That in turn allows DirecTV to pay less for the expensive bundled-channel packages offered by content owners. This sort of ad hoc programming tactic not a popular move on the part of studios for obvious reasons, but increasingly pay-TV operators are demanding a way out of paying for channels that few people watch.
Meanwhile sports programming--something consumers are willing to pay a premium for--will be exempted from the scheme, allowing DirecTV to capitalise on upsell opportunities.
Speaking fo sports, NFL Sunday Ticket, the exclusive premium football package offered by DirecTV, is also coming under scrutiny. To wit: the operator managed to claim 327,000 net subscriber additions in the third quarter of 2011, but is not reaping an economic benefit. According to Zacks Investment Research, that's because the gains are attributable to a promotion for
"The company offered one-year free NFL ticket subscription for all its new customers, who opted for its two-year video contract," said Zacks in a research note. "DirecTV is bearing an estimated cost of $1 billion a year to broadcast this package. As a result, the company’s bottom line suffered in the previous quarter."
Strategic imperatives, like TV Everywhere, will remain on track. NFL Sunday Ticket is now available via Sony's PlayStation 3 videogame console, the iPhone/iPad and online.

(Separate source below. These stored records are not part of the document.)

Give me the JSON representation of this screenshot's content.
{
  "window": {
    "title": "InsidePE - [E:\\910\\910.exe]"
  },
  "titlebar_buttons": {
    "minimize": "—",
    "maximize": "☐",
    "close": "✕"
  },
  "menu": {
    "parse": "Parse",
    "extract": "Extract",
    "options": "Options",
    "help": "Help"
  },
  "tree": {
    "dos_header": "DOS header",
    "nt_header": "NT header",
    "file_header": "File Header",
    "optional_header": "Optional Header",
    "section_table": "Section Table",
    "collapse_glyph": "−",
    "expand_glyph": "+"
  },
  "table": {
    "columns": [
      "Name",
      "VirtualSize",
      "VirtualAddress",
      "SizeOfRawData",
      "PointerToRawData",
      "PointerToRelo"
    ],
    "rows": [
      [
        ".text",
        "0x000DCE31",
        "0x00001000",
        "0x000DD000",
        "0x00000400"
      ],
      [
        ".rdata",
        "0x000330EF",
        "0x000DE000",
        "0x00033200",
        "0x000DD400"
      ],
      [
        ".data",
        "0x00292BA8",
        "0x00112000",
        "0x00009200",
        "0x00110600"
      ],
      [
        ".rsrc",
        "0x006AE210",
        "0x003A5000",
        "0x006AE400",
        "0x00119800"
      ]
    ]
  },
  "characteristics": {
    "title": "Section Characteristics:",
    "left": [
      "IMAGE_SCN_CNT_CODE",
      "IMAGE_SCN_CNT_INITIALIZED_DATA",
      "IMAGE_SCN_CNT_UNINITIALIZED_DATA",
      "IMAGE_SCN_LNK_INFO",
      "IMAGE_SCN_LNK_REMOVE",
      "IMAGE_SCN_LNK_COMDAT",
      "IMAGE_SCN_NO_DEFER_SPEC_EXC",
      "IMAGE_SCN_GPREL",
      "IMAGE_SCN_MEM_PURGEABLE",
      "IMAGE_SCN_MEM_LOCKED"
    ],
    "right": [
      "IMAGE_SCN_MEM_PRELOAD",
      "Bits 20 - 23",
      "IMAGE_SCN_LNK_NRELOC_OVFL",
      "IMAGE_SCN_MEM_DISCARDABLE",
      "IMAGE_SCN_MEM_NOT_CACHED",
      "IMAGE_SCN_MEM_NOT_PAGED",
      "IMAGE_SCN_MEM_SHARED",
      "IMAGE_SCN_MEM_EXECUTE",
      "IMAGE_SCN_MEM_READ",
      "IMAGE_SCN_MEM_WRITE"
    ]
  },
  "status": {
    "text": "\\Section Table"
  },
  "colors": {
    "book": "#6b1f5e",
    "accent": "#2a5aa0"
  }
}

"Pay-TV operators are facing serious threat from online video streaming service providers, such as Netflix Inc.,, YouTube, and Inc. to name a few," wrote Zacks. "These online videos provide an extremely cheaper source of TV programming unless the customer is very eager to see real time programs like sports events. This business model is gaining momentum especially when the economy is under recessionary conditions."